▶ **Work to be completed**:
With the images removed, repeat the data below exactly.

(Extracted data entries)
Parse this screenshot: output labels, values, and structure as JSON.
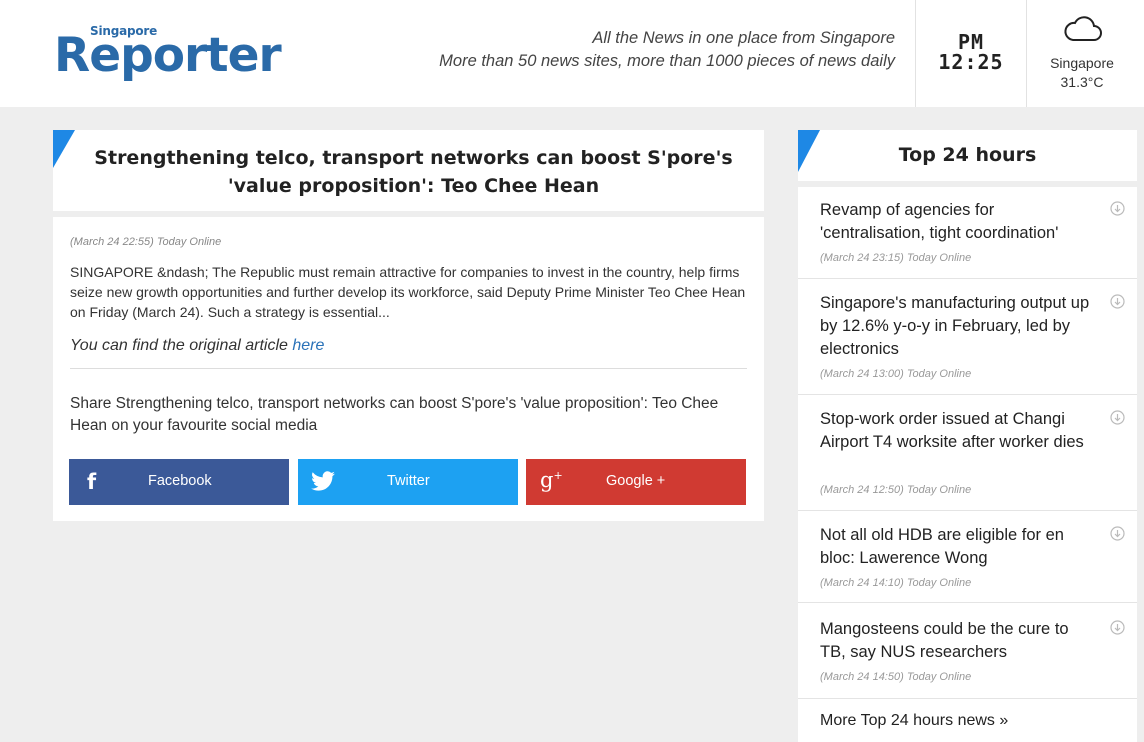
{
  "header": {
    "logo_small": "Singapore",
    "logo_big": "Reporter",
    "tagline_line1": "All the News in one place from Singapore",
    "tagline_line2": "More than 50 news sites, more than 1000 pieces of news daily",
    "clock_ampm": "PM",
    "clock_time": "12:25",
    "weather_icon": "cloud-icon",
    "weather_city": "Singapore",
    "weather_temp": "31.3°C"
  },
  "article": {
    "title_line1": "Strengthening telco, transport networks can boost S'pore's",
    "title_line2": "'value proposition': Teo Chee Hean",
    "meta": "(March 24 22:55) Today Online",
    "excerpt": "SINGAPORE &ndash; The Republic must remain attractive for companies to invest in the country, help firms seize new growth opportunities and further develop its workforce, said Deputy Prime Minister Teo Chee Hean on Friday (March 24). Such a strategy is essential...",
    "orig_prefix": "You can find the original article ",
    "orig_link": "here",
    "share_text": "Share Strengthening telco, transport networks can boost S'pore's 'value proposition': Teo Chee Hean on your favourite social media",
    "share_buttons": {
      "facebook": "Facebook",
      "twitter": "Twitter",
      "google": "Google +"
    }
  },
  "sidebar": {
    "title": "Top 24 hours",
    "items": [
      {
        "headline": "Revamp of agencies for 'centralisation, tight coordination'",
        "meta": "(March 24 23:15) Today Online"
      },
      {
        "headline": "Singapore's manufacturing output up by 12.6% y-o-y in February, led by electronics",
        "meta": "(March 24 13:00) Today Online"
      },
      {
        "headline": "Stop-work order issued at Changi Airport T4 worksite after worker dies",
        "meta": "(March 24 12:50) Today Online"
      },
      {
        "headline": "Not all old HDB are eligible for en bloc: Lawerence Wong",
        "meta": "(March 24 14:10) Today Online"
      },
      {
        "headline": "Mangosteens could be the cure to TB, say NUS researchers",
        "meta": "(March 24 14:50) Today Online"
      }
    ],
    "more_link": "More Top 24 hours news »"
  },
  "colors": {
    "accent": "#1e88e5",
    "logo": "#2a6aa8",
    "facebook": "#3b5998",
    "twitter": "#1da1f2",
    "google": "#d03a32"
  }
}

▶ **Written solution**:
Parse this screenshot: output labels, values, and structure as JSON.
{
  "header": {
    "logo_small": "Singapore",
    "logo_big": "Reporter",
    "tagline_line1": "All the News in one place from Singapore",
    "tagline_line2": "More than 50 news sites, more than 1000 pieces of news daily",
    "clock_ampm": "PM",
    "clock_time": "12:25",
    "weather_icon": "cloud-icon",
    "weather_city": "Singapore",
    "weather_temp": "31.3°C"
  },
  "article": {
    "title_line1": "Strengthening telco, transport networks can boost S'pore's",
    "title_line2": "'value proposition': Teo Chee Hean",
    "meta": "(March 24 22:55) Today Online",
    "excerpt": "SINGAPORE &ndash; The Republic must remain attractive for companies to invest in the country, help firms seize new growth opportunities and further develop its workforce, said Deputy Prime Minister Teo Chee Hean on Friday (March 24). Such a strategy is essential...",
    "orig_prefix": "You can find the original article ",
    "orig_link": "here",
    "share_text": "Share Strengthening telco, transport networks can boost S'pore's 'value proposition': Teo Chee Hean on your favourite social media",
    "share_buttons": {
      "facebook": "Facebook",
      "twitter": "Twitter",
      "google": "Google +"
    }
  },
  "sidebar": {
    "title": "Top 24 hours",
    "items": [
      {
        "headline": "Revamp of agencies for 'centralisation, tight coordination'",
        "meta": "(March 24 23:15) Today Online"
      },
      {
        "headline": "Singapore's manufacturing output up by 12.6% y-o-y in February, led by electronics",
        "meta": "(March 24 13:00) Today Online"
      },
      {
        "headline": "Stop-work order issued at Changi Airport T4 worksite after worker dies",
        "meta": "(March 24 12:50) Today Online"
      },
      {
        "headline": "Not all old HDB are eligible for en bloc: Lawerence Wong",
        "meta": "(March 24 14:10) Today Online"
      },
      {
        "headline": "Mangosteens could be the cure to TB, say NUS researchers",
        "meta": "(March 24 14:50) Today Online"
      }
    ],
    "more_link": "More Top 24 hours news »"
  },
  "colors": {
    "accent": "#1e88e5",
    "logo": "#2a6aa8",
    "facebook": "#3b5998",
    "twitter": "#1da1f2",
    "google": "#d03a32"
  }
}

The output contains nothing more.